Anusha Swamy choreographs riveting pole dancing routines to Tamil songs by AR Rahman and Ilayaraja
Ahead of World Pole Dance Day, we talk to the 30-year-old Chennai-based dancer who is shifting the narrative around this art form, from taboo to empowering
Anusha Swamy is redefining pole dancing and what it stands for. Stripping? Scratch that. Freedom is more like it. Clubs only? Challenge that. She conducts open call workshops that are welcome to both genders, on the ECR. But the biggest shift in perception when you watch this Chennai-based dancer work beautiful fluid choreography via her Instagram reels — is not what you see, but in fact, what you hear. Instead of sensual lyrics or familiar pop beats — you see her move to AR Rahman’s Yenga Pona Rasa (Maryan) or the nostalgic strains of Ilayaraja’s Thumbi Va (Olangal).
Ahead of World Pole Dance Day, (September 30) we ask Anusha about her unconventional choice of audio, which seems to have become something of a theme since she started learning pole dancing back in 2019. “It wasn’t planned. I would practice at home to Tamil songs that I loved or had grown up with and because I am a dancer, I would naturally just move to the rhythm.” She goes on, “It was only when I began recording myself with my phone camera to track my progress that I realised pole choreography goes beautifully to Tamil music.” She isn’t the only one who thinks so. Turns out her 102K followers agree, as well as new fans including Dil Bechara director Mukesh Chhabra and popular costume designer Neeta Lulla who DMed about their astonishment and praise.
Going back even further to how she picked up the interest, we’re told that Anusha was on vacation in Australia, just a year before she was supposed to head off to LA in 2020 (not knowing that COVID-19 would hit) for a dance course. The 30-year-old who choreographs dance sequences for South Indian films (like the upcoming Shaakuntalam and F.I.R) tells us she was looking for something to make her stronger, ahead of the trip. “There happened to be a four-day pole dance workshop next to my hotel and so I decided to test the waters... ” LA never happened, but she had found a new love.
Haters gonna hate
Of course, with any showcase of art — even more so the risque craft of pole dancing — comes plenty of criticism, comments from haters that are vulgar and crass. But Anusha seems unfazed. Instead, she chooses to focus on encouragement. A recent post she shared reflects this sentiment, “This past year, people have really shown me acceptance, acceptance to something that was always taboo... ” As for Kollywood music directors who surprise, surprise might suddenly chance upon their work featuring as background score to a graceful dancer on a pole, does she ever wonder about offending anyone? “This has not ever happened to me that I have offended anyone who has said: Don’t use my music. It has always been please use my music,” she responds.
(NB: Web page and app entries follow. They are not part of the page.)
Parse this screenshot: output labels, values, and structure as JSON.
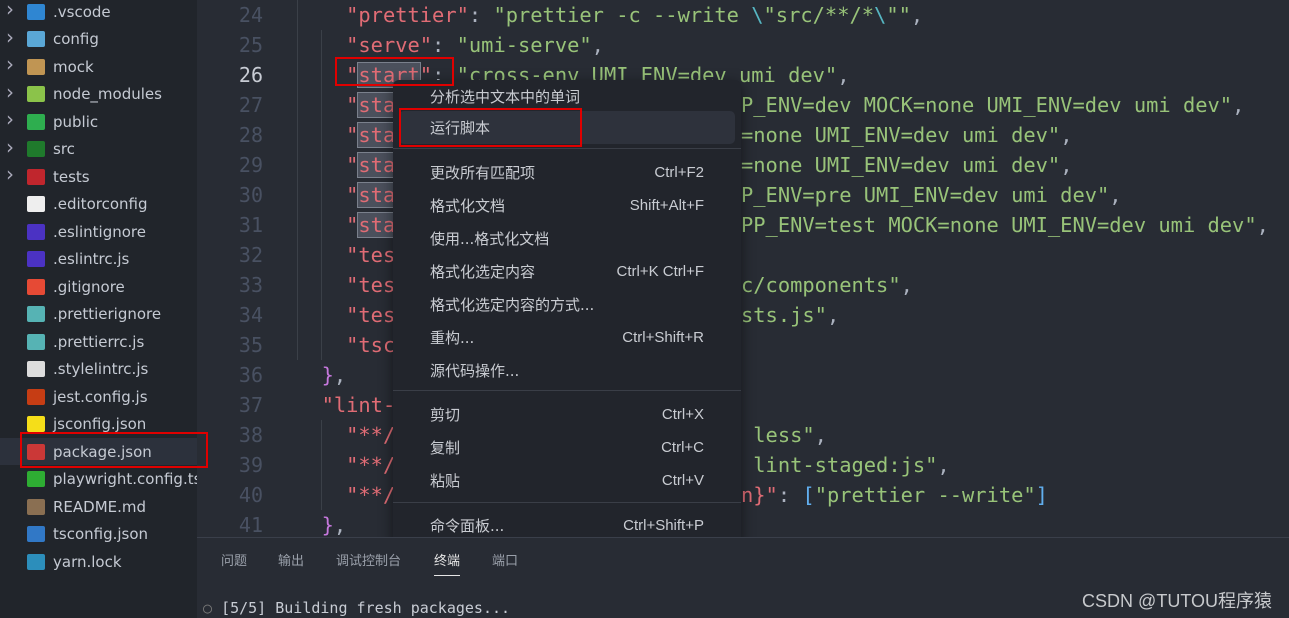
{
  "sidebar": {
    "items": [
      {
        "label": ".vscode",
        "folder": true,
        "icon": "vscode-folder-icon",
        "color": "#2f86d2"
      },
      {
        "label": "config",
        "folder": true,
        "icon": "config-folder-icon",
        "color": "#5aa7d6"
      },
      {
        "label": "mock",
        "folder": true,
        "icon": "folder-icon",
        "color": "#c09553"
      },
      {
        "label": "node_modules",
        "folder": true,
        "icon": "node-folder-icon",
        "color": "#8bc34a"
      },
      {
        "label": "public",
        "folder": true,
        "icon": "public-folder-icon",
        "color": "#2eae4f"
      },
      {
        "label": "src",
        "folder": true,
        "icon": "src-folder-icon",
        "color": "#1f7a2c"
      },
      {
        "label": "tests",
        "folder": true,
        "icon": "tests-folder-icon",
        "color": "#c0262d"
      },
      {
        "label": ".editorconfig",
        "icon": "editorconfig-icon",
        "color": "#eeeeee"
      },
      {
        "label": ".eslintignore",
        "icon": "eslint-icon",
        "color": "#4b32c3"
      },
      {
        "label": ".eslintrc.js",
        "icon": "eslint-icon",
        "color": "#4b32c3"
      },
      {
        "label": ".gitignore",
        "icon": "git-icon",
        "color": "#e64a35"
      },
      {
        "label": ".prettierignore",
        "icon": "prettier-icon",
        "color": "#56b3b4"
      },
      {
        "label": ".prettierrc.js",
        "icon": "prettier-icon",
        "color": "#56b3b4"
      },
      {
        "label": ".stylelintrc.js",
        "icon": "stylelint-icon",
        "color": "#dddddd"
      },
      {
        "label": "jest.config.js",
        "icon": "jest-icon",
        "color": "#c63d14"
      },
      {
        "label": "jsconfig.json",
        "icon": "js-icon",
        "color": "#f5de19"
      },
      {
        "label": "package.json",
        "icon": "npm-icon",
        "color": "#cb3837",
        "active": true
      },
      {
        "label": "playwright.config.ts",
        "icon": "playwright-icon",
        "color": "#2ead33"
      },
      {
        "label": "README.md",
        "icon": "markdown-icon",
        "color": "#8a6f52"
      },
      {
        "label": "tsconfig.json",
        "icon": "ts-icon",
        "color": "#3178c6"
      },
      {
        "label": "yarn.lock",
        "icon": "yarn-icon",
        "color": "#2c8ebb"
      }
    ]
  },
  "editor": {
    "current_line": "26",
    "lines": [
      {
        "n": "24",
        "l": [
          [
            "p",
            "    "
          ],
          [
            "k",
            "\"prettier\""
          ],
          [
            "p",
            ": "
          ],
          [
            "s",
            "\"prettier -c --write "
          ],
          [
            "e",
            "\\"
          ],
          [
            "s",
            "\"src/**/*"
          ],
          [
            "e",
            "\\"
          ],
          [
            "s",
            "\"\""
          ],
          [
            "p",
            ","
          ]
        ]
      },
      {
        "n": "25",
        "l": [
          [
            "p",
            "    "
          ],
          [
            "k",
            "\"serve\""
          ],
          [
            "p",
            ": "
          ],
          [
            "s",
            "\"umi-serve\""
          ],
          [
            "p",
            ","
          ]
        ]
      },
      {
        "n": "26",
        "l": [
          [
            "p",
            "    "
          ],
          [
            "k",
            "\""
          ],
          [
            "ks",
            "start"
          ],
          [
            "k",
            "\""
          ],
          [
            "p",
            ": "
          ],
          [
            "s",
            "\"cross-env UMI_ENV=dev umi dev\""
          ],
          [
            "p",
            ","
          ]
        ]
      },
      {
        "n": "27",
        "l": [
          [
            "p",
            "    "
          ],
          [
            "k",
            "\""
          ],
          [
            "ks",
            "sta"
          ]
        ],
        "r": [
          [
            "s",
            "P_ENV=dev MOCK=none UMI_ENV=dev umi dev\""
          ],
          [
            "p",
            ","
          ]
        ]
      },
      {
        "n": "28",
        "l": [
          [
            "p",
            "    "
          ],
          [
            "k",
            "\""
          ],
          [
            "ks",
            "sta"
          ]
        ],
        "r": [
          [
            "s",
            "=none UMI_ENV=dev umi dev\""
          ],
          [
            "p",
            ","
          ]
        ]
      },
      {
        "n": "29",
        "l": [
          [
            "p",
            "    "
          ],
          [
            "k",
            "\""
          ],
          [
            "ks",
            "sta"
          ]
        ],
        "r": [
          [
            "s",
            "=none UMI_ENV=dev umi dev\""
          ],
          [
            "p",
            ","
          ]
        ]
      },
      {
        "n": "30",
        "l": [
          [
            "p",
            "    "
          ],
          [
            "k",
            "\""
          ],
          [
            "ks",
            "sta"
          ]
        ],
        "r": [
          [
            "s",
            "P_ENV=pre UMI_ENV=dev umi dev\""
          ],
          [
            "p",
            ","
          ]
        ]
      },
      {
        "n": "31",
        "l": [
          [
            "p",
            "    "
          ],
          [
            "k",
            "\""
          ],
          [
            "ks",
            "sta"
          ]
        ],
        "r": [
          [
            "s",
            "PP_ENV=test MOCK=none UMI_ENV=dev umi dev\""
          ],
          [
            "p",
            ","
          ]
        ]
      },
      {
        "n": "32",
        "l": [
          [
            "p",
            "    "
          ],
          [
            "k",
            "\"tes"
          ]
        ]
      },
      {
        "n": "33",
        "l": [
          [
            "p",
            "    "
          ],
          [
            "k",
            "\"tes"
          ]
        ],
        "r": [
          [
            "s",
            "c/components\""
          ],
          [
            "p",
            ","
          ]
        ]
      },
      {
        "n": "34",
        "l": [
          [
            "p",
            "    "
          ],
          [
            "k",
            "\"tes"
          ]
        ],
        "r": [
          [
            "s",
            "sts.js\""
          ],
          [
            "p",
            ","
          ]
        ]
      },
      {
        "n": "35",
        "l": [
          [
            "p",
            "    "
          ],
          [
            "k",
            "\"tsc"
          ]
        ]
      },
      {
        "n": "36",
        "l": [
          [
            "p",
            "  "
          ],
          [
            "b",
            "}"
          ],
          [
            "p",
            ","
          ]
        ]
      },
      {
        "n": "37",
        "l": [
          [
            "p",
            "  "
          ],
          [
            "k",
            "\"lint-"
          ]
        ]
      },
      {
        "n": "38",
        "l": [
          [
            "p",
            "    "
          ],
          [
            "k",
            "\"**/"
          ]
        ],
        "r": [
          [
            "s",
            " less\""
          ],
          [
            "p",
            ","
          ]
        ]
      },
      {
        "n": "39",
        "l": [
          [
            "p",
            "    "
          ],
          [
            "k",
            "\"**/"
          ]
        ],
        "r": [
          [
            "s",
            " lint-staged:js\""
          ],
          [
            "p",
            ","
          ]
        ]
      },
      {
        "n": "40",
        "l": [
          [
            "p",
            "    "
          ],
          [
            "k",
            "\"**/"
          ]
        ],
        "r": [
          [
            "k",
            "n}\""
          ],
          [
            "p",
            ": "
          ],
          [
            "a",
            "["
          ],
          [
            "s",
            "\"prettier --write\""
          ],
          [
            "a",
            "]"
          ]
        ]
      },
      {
        "n": "41",
        "l": [
          [
            "p",
            "  "
          ],
          [
            "b",
            "}"
          ],
          [
            "p",
            ","
          ]
        ]
      }
    ]
  },
  "context_menu": {
    "items": [
      {
        "label": "分析选中文本中的单词",
        "shortcut": ""
      },
      {
        "label": "运行脚本",
        "shortcut": "",
        "highlighted": true
      },
      {
        "label": "更改所有匹配项",
        "shortcut": "Ctrl+F2"
      },
      {
        "label": "格式化文档",
        "shortcut": "Shift+Alt+F"
      },
      {
        "label": "使用...格式化文档",
        "shortcut": ""
      },
      {
        "label": "格式化选定内容",
        "shortcut": "Ctrl+K Ctrl+F"
      },
      {
        "label": "格式化选定内容的方式...",
        "shortcut": ""
      },
      {
        "label": "重构...",
        "shortcut": "Ctrl+Shift+R"
      },
      {
        "label": "源代码操作...",
        "shortcut": ""
      },
      {
        "label": "剪切",
        "shortcut": "Ctrl+X"
      },
      {
        "label": "复制",
        "shortcut": "Ctrl+C"
      },
      {
        "label": "粘贴",
        "shortcut": "Ctrl+V"
      },
      {
        "label": "命令面板...",
        "shortcut": "Ctrl+Shift+P"
      }
    ]
  },
  "panel": {
    "tabs": [
      "问题",
      "输出",
      "调试控制台",
      "终端",
      "端口"
    ],
    "active_tab": "终端",
    "terminal_line": "[5/5] Building fresh packages..."
  },
  "watermark": "CSDN @TUTOU程序猿",
  "colors": {
    "annotation_red": "#e00000",
    "key": "#e06c75",
    "string": "#98c379"
  }
}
Anusha ponders the question again for a minute and adds, “If they are true artistes, I don’t think they can be offended when I am minding my own business and practising my art.”
When people ask me if they can try it if they are on the heavier side, I tell them:
If you can walk and jump with your body, you can handle a pole as well.
Ahead of her first three-month intensive pole camp in early October, we ask Anusha about the women who aren’t dancers that have taken her sessions — lawyers, IT professionals, yoga teachers... we wonder, what has been the biggest reservation in the classroom to date? “I have worked with students aged 11 to 48 and the most repeated question I get is: I’m a little on the heavier side. Can I still try it?” Her response: “If you can walk and jump with your body, you can handle a pole as well.”
Fitness, followers and a solid core workout apart, we wrap up our conversation with the simple but intangible: what does getting up on a pole feel like? Anusha has used many words to describe the experience over the course of our chat. Words like magical, independent and strong. But posed with this question outright, she surprises us with the last thing we expected to hear. She pauses for a moment and then smiles, “Free... like a child.”
Pole camp starts October 9 at Tattva Studio, ECR. INR 25,000 for 24 pole sessions and 24 home workouts spread over three months; beginner-friendly.
Height of comfort
In a bid to empower women to feel the same sense of freedom she does while taking to the pole, as opposed to being self-conscious — Anusha has collaborated with Sthenos to create silicone-coated poles that don’t require skin contact for grip. “So you can wear what makes you comfortable that is body fitted — leggings, jeans...” she says. Weighing 15 to 20 kgs, these ‘fitness poles’ range from 8.5 feet to 13.5 feet and come with extenders if needed to adjust to your ceiling height. They are also completely portable and come with a custom-made heavy-duty bag for easy transportation. INR 34,999 inclusive of taxes and pan India delivery.